Simple SSTC

Intro: Simple SSTC

This is a simple solid state Tesla coil with one MOSFET

Step 1: What You Will Need

IRF 540 MOSFET (other similar mosfets will work IRF 510, 630)

Heatsink

50 Ω resistor

1 kΩ pot

1 μF capacitor

Cardboard, glass or bakelite tube

Step 2: Operation

The secondary coil gest warm or hot, use cardboard, bakelite or glass tube. The secondary is made of magnet wire 200 - 400 turns, 0.1 - 0.2mm thickness. The coil dimensions are not critical (30 - 40 mm diameter)

The primary is only 1 turn, 4-5mm bigger in diameter than secondary, 1mm magnet wire, placed at the bottom of the secondary.

Turn the 1k pot when the spark discharge appears on the top of the secondary. At best adjustment the spark is longest and the mosfet gets warm slowly. If it don't oscillate, change the connections of the primary!

Resonant frequency depends on secondary coil dimensions and number of turns.

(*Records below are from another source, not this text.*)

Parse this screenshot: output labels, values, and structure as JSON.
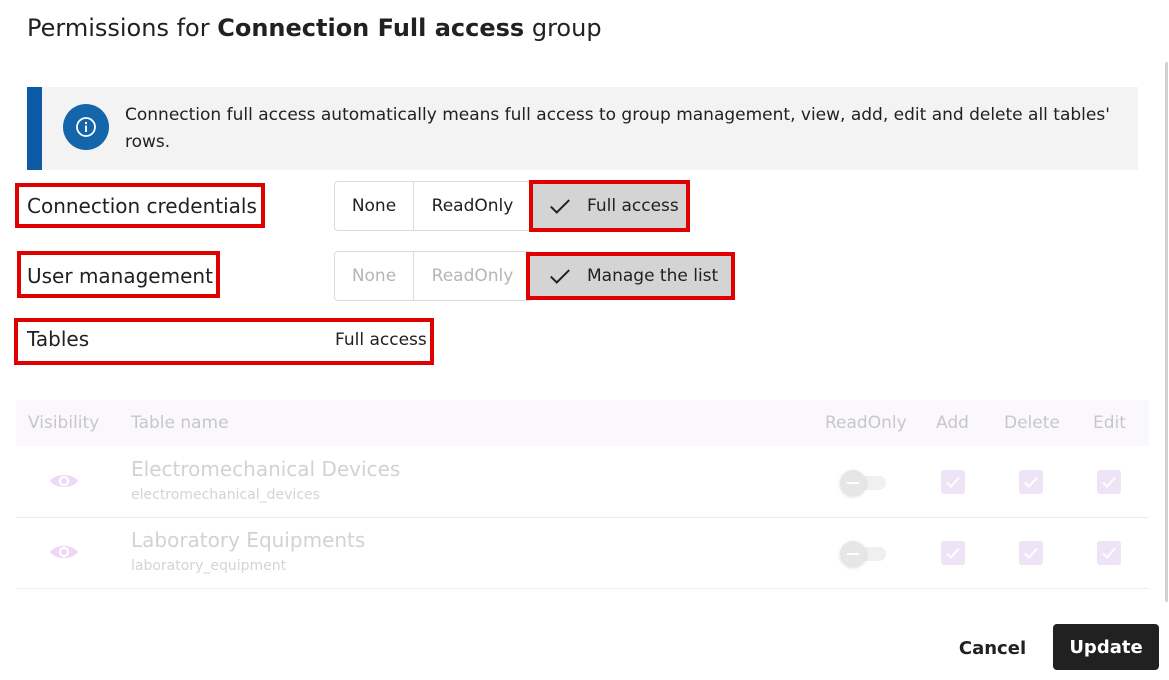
{
  "dialog": {
    "title_prefix": "Permissions for ",
    "title_group": "Connection Full access",
    "title_suffix": " group"
  },
  "info": {
    "icon": "info-icon",
    "text": "Connection full access automatically means full access to group management, view, add, edit and delete all tables' rows."
  },
  "connection_credentials": {
    "label": "Connection credentials",
    "options": [
      "None",
      "ReadOnly"
    ],
    "selected": "Full access"
  },
  "user_management": {
    "label": "User management",
    "options": [
      "None",
      "ReadOnly"
    ],
    "selected": "Manage the list"
  },
  "tables_access": {
    "label": "Tables",
    "value": "Full access"
  },
  "table": {
    "headers": {
      "visibility": "Visibility",
      "table_name": "Table name",
      "readonly": "ReadOnly",
      "add": "Add",
      "delete": "Delete",
      "edit": "Edit"
    },
    "rows": [
      {
        "title": "Electromechanical Devices",
        "name": "electromechanical_devices",
        "visible": true,
        "readonly": false,
        "add": true,
        "delete": true,
        "edit": true
      },
      {
        "title": "Laboratory Equipments",
        "name": "laboratory_equipment",
        "visible": true,
        "readonly": false,
        "add": true,
        "delete": true,
        "edit": true
      }
    ]
  },
  "actions": {
    "cancel": "Cancel",
    "update": "Update"
  },
  "colors": {
    "accent": "#0d5aa7",
    "highlight": "#e00000",
    "selected": "#d4d4d4",
    "primary_button": "#212121"
  }
}
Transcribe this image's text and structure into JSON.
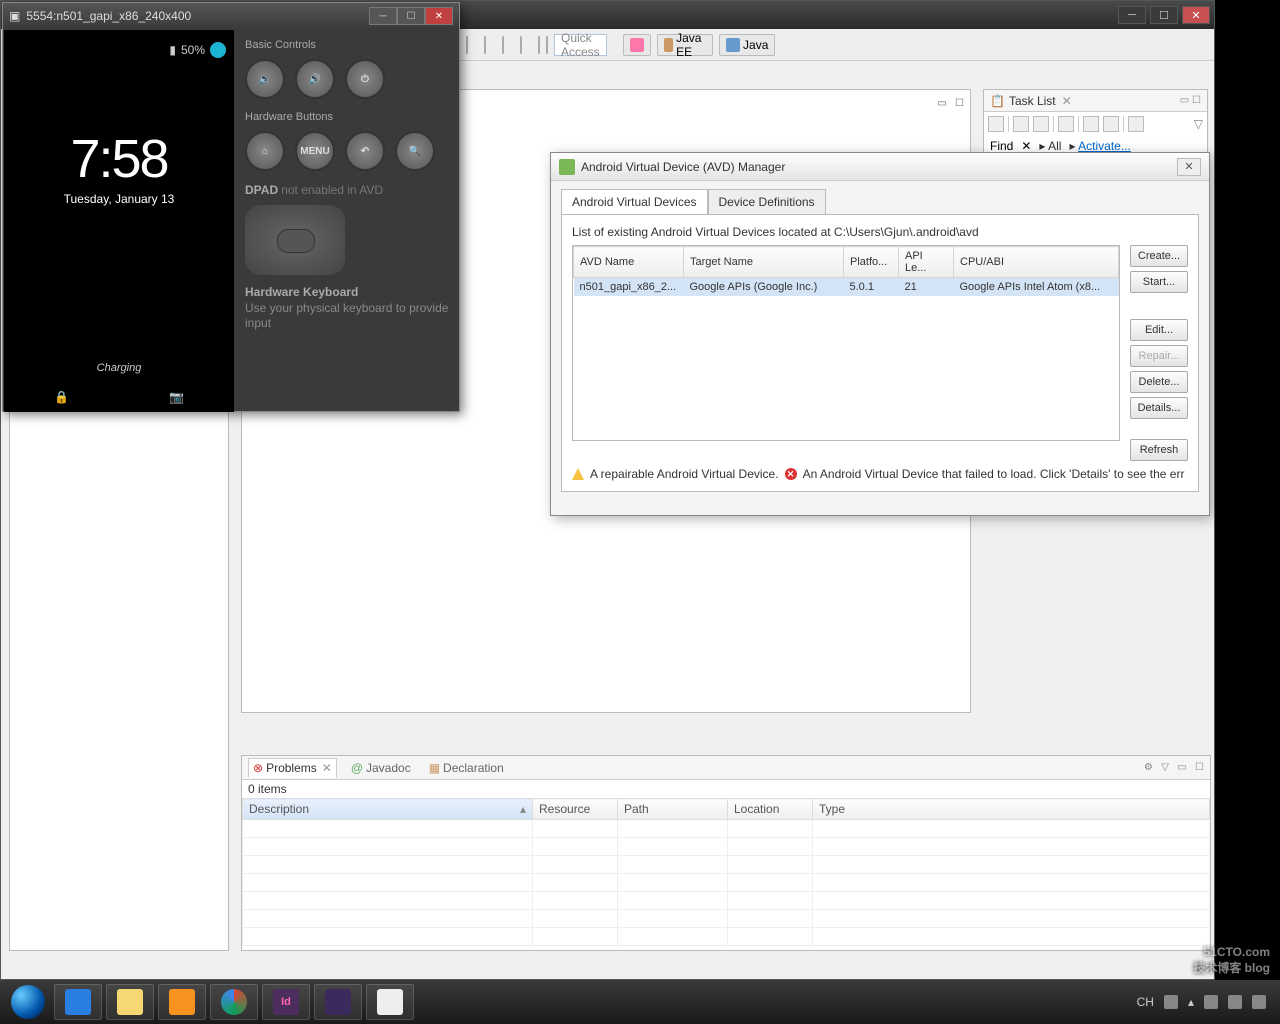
{
  "eclipse": {
    "quick_access": "Quick Access",
    "perspectives": [
      "Java EE",
      "Java"
    ],
    "tasklist": {
      "title": "Task List",
      "find": "Find",
      "all": "All",
      "activate": "Activate..."
    },
    "problems": {
      "tabs": [
        "Problems",
        "Javadoc",
        "Declaration"
      ],
      "items": "0 items",
      "cols": [
        "Description",
        "Resource",
        "Path",
        "Location",
        "Type"
      ]
    }
  },
  "emulator": {
    "title": "5554:n501_gapi_x86_240x400",
    "battery": "50%",
    "time": "7:58",
    "date": "Tuesday, January 13",
    "charging": "Charging",
    "basic_controls": "Basic Controls",
    "hardware_buttons": "Hardware Buttons",
    "menu": "MENU",
    "dpad": "DPAD",
    "dpad_hint": "not enabled in AVD",
    "hw_keyboard": "Hardware Keyboard",
    "hw_keyboard_hint": "Use your physical keyboard to provide input"
  },
  "avd": {
    "title": "Android Virtual Device (AVD) Manager",
    "tabs": [
      "Android Virtual Devices",
      "Device Definitions"
    ],
    "desc": "List of existing Android Virtual Devices located at C:\\Users\\Gjun\\.android\\avd",
    "cols": [
      "AVD Name",
      "Target Name",
      "Platfo...",
      "API Le...",
      "CPU/ABI"
    ],
    "row": {
      "name": "n501_gapi_x86_2...",
      "target": "Google APIs (Google Inc.)",
      "platform": "5.0.1",
      "api": "21",
      "cpu": "Google APIs Intel Atom (x8..."
    },
    "btns": {
      "create": "Create...",
      "start": "Start...",
      "edit": "Edit...",
      "repair": "Repair...",
      "delete": "Delete...",
      "details": "Details...",
      "refresh": "Refresh"
    },
    "foot_warn": "A repairable Android Virtual Device.",
    "foot_err": "An Android Virtual Device that failed to load. Click 'Details' to see the err"
  },
  "taskbar": {
    "lang": "CH",
    "icons": [
      "ie",
      "explorer",
      "player",
      "chrome",
      "id",
      "eclipse",
      "other"
    ]
  },
  "watermark": {
    "l1": "51CTO.com",
    "l2": "技术博客 blog"
  }
}
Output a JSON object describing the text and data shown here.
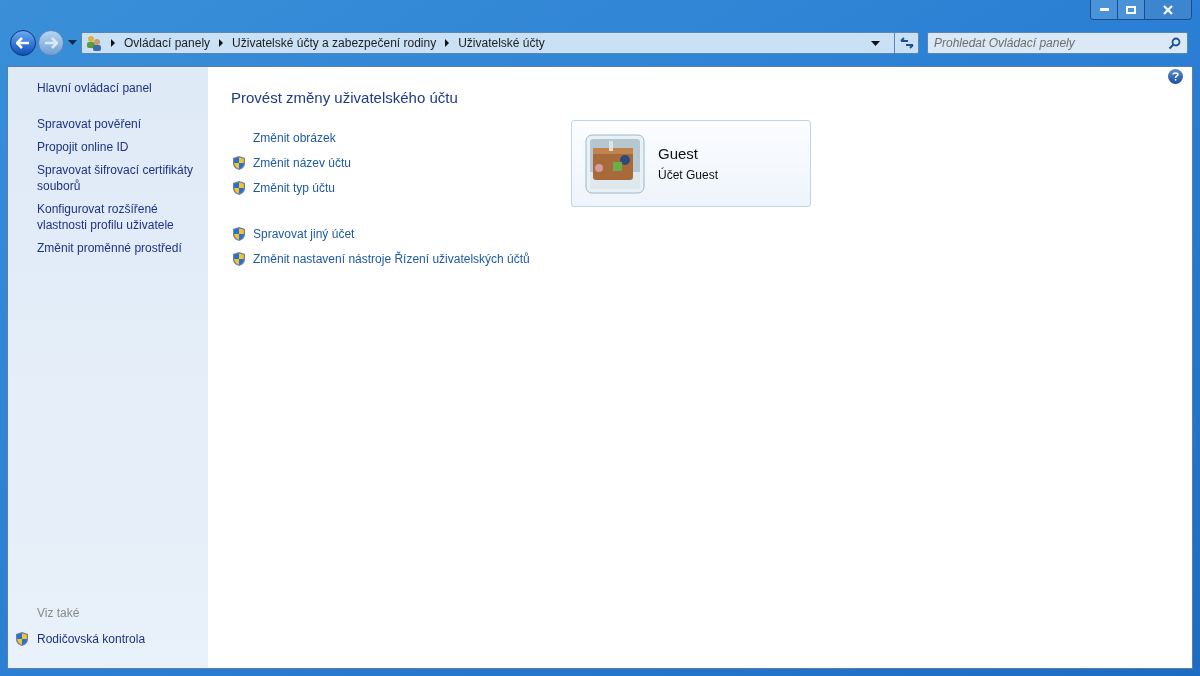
{
  "address_bar": {
    "breadcrumbs": [
      "Ovládací panely",
      "Uživatelské účty a zabezpečení rodiny",
      "Uživatelské účty"
    ]
  },
  "search": {
    "placeholder": "Prohledat Ovládací panely"
  },
  "sidebar": {
    "items": [
      {
        "label": "Hlavní ovládací panel"
      },
      {
        "label": "Spravovat pověření"
      },
      {
        "label": "Propojit online ID"
      },
      {
        "label": "Spravovat šifrovací certifikáty souborů"
      },
      {
        "label": "Konfigurovat rozšířené vlastnosti profilu uživatele"
      },
      {
        "label": "Změnit proměnné prostředí"
      }
    ],
    "see_also": {
      "heading": "Viz také",
      "items": [
        {
          "label": "Rodičovská kontrola",
          "shield": true
        }
      ]
    }
  },
  "main": {
    "title": "Provést změny uživatelského účtu",
    "task_groups": [
      [
        {
          "label": "Změnit obrázek",
          "shield": false
        },
        {
          "label": "Změnit název účtu",
          "shield": true
        },
        {
          "label": "Změnit typ účtu",
          "shield": true
        }
      ],
      [
        {
          "label": "Spravovat jiný účet",
          "shield": true
        },
        {
          "label": "Změnit nastavení nástroje Řízení uživatelských účtů",
          "shield": true
        }
      ]
    ],
    "account": {
      "name": "Guest",
      "type": "Účet Guest"
    }
  }
}
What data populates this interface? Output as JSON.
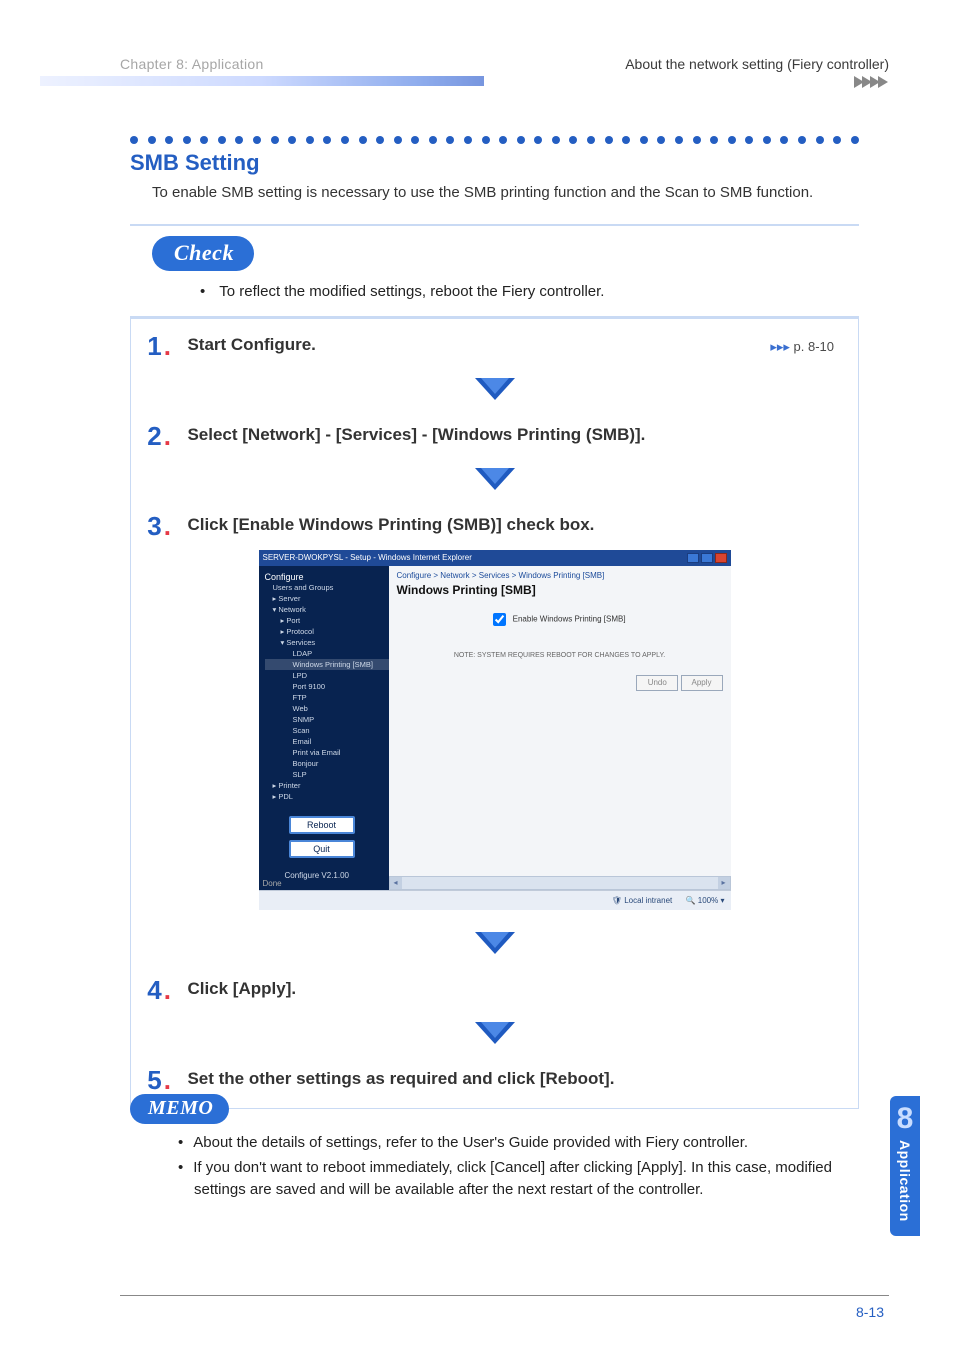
{
  "header": {
    "chapter": "Chapter 8: Application",
    "right": "About the network setting (Fiery controller)"
  },
  "section": {
    "title": "SMB Setting",
    "desc": "To enable SMB setting is necessary to use the SMB printing function and the Scan to SMB function."
  },
  "check": {
    "label": "Check",
    "bullet": "To reflect the modified settings, reboot the Fiery controller."
  },
  "steps": {
    "s1": {
      "num": "1",
      "text": "Start Configure.",
      "link": "p. 8-10"
    },
    "s2": {
      "num": "2",
      "text": "Select [Network] - [Services] - [Windows Printing (SMB)]."
    },
    "s3": {
      "num": "3",
      "text": "Click [Enable Windows Printing (SMB)] check box."
    },
    "s4": {
      "num": "4",
      "text": "Click [Apply]."
    },
    "s5": {
      "num": "5",
      "text": "Set the other settings as required and click [Reboot]."
    }
  },
  "screenshot": {
    "titlebar": "SERVER-DWOKPYSL - Setup - Windows Internet Explorer",
    "configure": "Configure",
    "nav": {
      "users": "Users and Groups",
      "server": "Server",
      "network": "Network",
      "port": "Port",
      "protocol": "Protocol",
      "services": "Services",
      "ldap": "LDAP",
      "winsmb": "Windows Printing [SMB]",
      "lpd": "LPD",
      "port9100": "Port 9100",
      "ftp": "FTP",
      "web": "Web",
      "snmp": "SNMP",
      "scan": "Scan",
      "email": "Email",
      "pve": "Print via Email",
      "bonjour": "Bonjour",
      "slp": "SLP",
      "printer": "Printer",
      "pdl": "PDL"
    },
    "reboot_btn": "Reboot",
    "quit_btn": "Quit",
    "version": "Configure V2.1.00",
    "crumb": "Configure > Network > Services > Windows Printing [SMB]",
    "heading": "Windows Printing [SMB]",
    "checkbox_label": "Enable Windows Printing [SMB]",
    "note": "NOTE: SYSTEM REQUIRES REBOOT FOR CHANGES TO APPLY.",
    "undo": "Undo",
    "apply": "Apply",
    "done": "Done",
    "intranet": "Local intranet",
    "zoom": "100%"
  },
  "memo": {
    "label": "MEMO",
    "b1": "About the details of settings, refer to the User's Guide provided with Fiery controller.",
    "b2": "If you don't want to reboot immediately, click [Cancel] after clicking [Apply]. In this case, modified settings are saved and will be available after the next restart of the controller."
  },
  "sidetab": {
    "num": "8",
    "label": "Application"
  },
  "page_num": "8-13"
}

It's between 2 and 10 MHz.

If you operate this tesla coil at higher performance (40-50W) the mosfet gets hot, it requires large heatsink.

Placing a top capacitance to the secondary, the spark gets longer, and the mosfet will be cooler.

The spark produces ozone!

Step 3: Video

Share

Recommendations

  • Audio Contest 2018

    Audio Contest 2018
  • Metalworking Contest

    Metalworking Contest
  • Fix It! Contest

    Fix It! Contest

43 Discussions

0
None
wetzhy

2 months ago

Could I use a 470 ohm resistor and a 10k ohm potentiometer?

0
None
wbuchta

11 months ago

You copied keystone science

0
None
Ацетон

1 year ago

Can i use 40N60FL and split the schematic? Like i make powering of primary with transisor on rectified 220v (with current limiting,with fuse), and use 12-19 v powering to drive the gate?

0
None
BáchT5

2 years ago

so cool, but you should use mosfet z44, the lighting is bigger

2 replies
0
None
radiojammingBáchT5

Reply 2 years ago

Yes, but I have only this type of mosfet, and unfortunately I have no stronger power supply.

0
None
BorisK23

1 year ago

Hey can i use a 2.2uF capacitor instead of 1uF?

1 reply
0
None
ThomasK19

2 years ago

I always wanted to make a Tesla coil, but the ones I found looked pretty much too big. This seems to be a nice one. What's the wattage of the 50 Ohm resistor?

11 replies
0
None
TheGreatResistorThomasK19

Reply 1 year ago

How to protect the gate from 40v 0.5A because irf540 is only 20 gate voltage

0
None

Adjust the pot between gate and source to minimum (between gate and 50 ohm to maximum) and increase it slowly when a small plasma flame appears. That's the correct adjustment. With a large heatsink, during adjustment, I did not burn the mosfet.

0
None
radiojammingThomasK19

Reply 2 years ago

The resistor is 2W, my device is running at 40V, 0.5A = 20W. The resistor doesn't get hot, I don't know what about higher performance.

0
None
PiratCradiojamming

Reply 2 years ago

Can I use a 51 ohm resistor instead of a 50 ohm resistor?

0
None
ThomasK19PiratC

Reply 2 years ago

For sure. General resistors have an accuracy of 10%. 50% +- 10% gives a range of 45 Ohm to 55 Ohm. So even with a 5% accuracy you would be on the safe side.

0
None
PiratCThomasK19

Reply 2 years ago

Thanks for the fast reply!

I am planning to build this little tesla coil.

I have a few more questions:

How did you make the 40v power supply?

How many secondary windings did you use?

And in which direction do I need to wind the secondary coil?

0
None
electro bunny PiratC

Reply 2 years ago

Buy a step up boost regulator, or you can just make one for fun. If you dont know what a boost converter is, its basically takes low voltages and converts to a higher voltages. search them up.

0
None
PiratCelectro bunny

Reply 2 years ago

How many secondary windings did you use and in which direction do I need to wind it?

0
None
radiojammingPiratC

Reply 2 years ago

Hi! Sorry, I know I reply late, but I was busy recently. 51 ohm will work well. Doesn't matter what is the direction of the secondary, if there is no oscillation, change the polarity of the primary. It's easier. First, try with 200-300 turns on a cardboard tube. Power supplies between 20 and 40V will work. My power supply is a small, 20W transformer from a satellite receiver, a rectifier bridge, and a filter capacitor. Good luck!

0
None
PiratCradiojamming

Reply 2 years ago

I only have a cardboard tube with a diameter of 5.5cm, will it work?

0
None
radiojammingPiratC

Reply 2 years ago

Yes, diameter is not critical, but you can use glass, bakelite tube etc. any other material that not melt because secondary coil gets very warm, almost hot during operation.